Website and app data records
====

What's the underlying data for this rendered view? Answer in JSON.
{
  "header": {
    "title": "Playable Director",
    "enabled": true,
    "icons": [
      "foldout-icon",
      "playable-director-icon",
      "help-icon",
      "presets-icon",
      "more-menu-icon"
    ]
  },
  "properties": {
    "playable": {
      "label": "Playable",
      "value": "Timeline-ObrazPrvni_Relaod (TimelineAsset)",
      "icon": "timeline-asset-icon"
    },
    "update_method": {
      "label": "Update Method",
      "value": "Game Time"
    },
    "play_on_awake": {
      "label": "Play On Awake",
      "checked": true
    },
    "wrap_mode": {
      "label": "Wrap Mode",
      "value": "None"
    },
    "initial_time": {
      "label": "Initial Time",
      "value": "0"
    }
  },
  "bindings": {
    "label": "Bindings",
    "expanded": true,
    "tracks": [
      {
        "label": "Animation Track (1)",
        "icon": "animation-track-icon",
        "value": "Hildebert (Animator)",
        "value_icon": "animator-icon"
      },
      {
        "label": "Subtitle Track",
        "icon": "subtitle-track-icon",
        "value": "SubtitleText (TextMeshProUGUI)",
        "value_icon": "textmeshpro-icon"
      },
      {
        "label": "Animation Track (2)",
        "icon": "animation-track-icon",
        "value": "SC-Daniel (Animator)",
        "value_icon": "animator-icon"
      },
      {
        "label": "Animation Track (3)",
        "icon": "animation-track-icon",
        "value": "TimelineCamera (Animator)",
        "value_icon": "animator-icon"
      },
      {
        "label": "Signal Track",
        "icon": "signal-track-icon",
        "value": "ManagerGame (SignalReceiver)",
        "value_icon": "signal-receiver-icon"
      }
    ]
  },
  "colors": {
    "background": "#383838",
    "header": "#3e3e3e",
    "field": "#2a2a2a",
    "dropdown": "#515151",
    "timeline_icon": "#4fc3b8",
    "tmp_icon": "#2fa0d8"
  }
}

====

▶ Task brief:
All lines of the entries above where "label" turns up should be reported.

▶ Exercise result:
      "label": "Playable",
      "label": "Update Method",
      "label": "Play On Awake",
      "label": "Wrap Mode",
      "label": "Initial Time",
    "label": "Bindings",
        "label": "Animation Track (1)",
        "label": "Subtitle Track",
        "label": "Animation Track (2)",
        "label": "Animation Track (3)",
        "label": "Signal Track",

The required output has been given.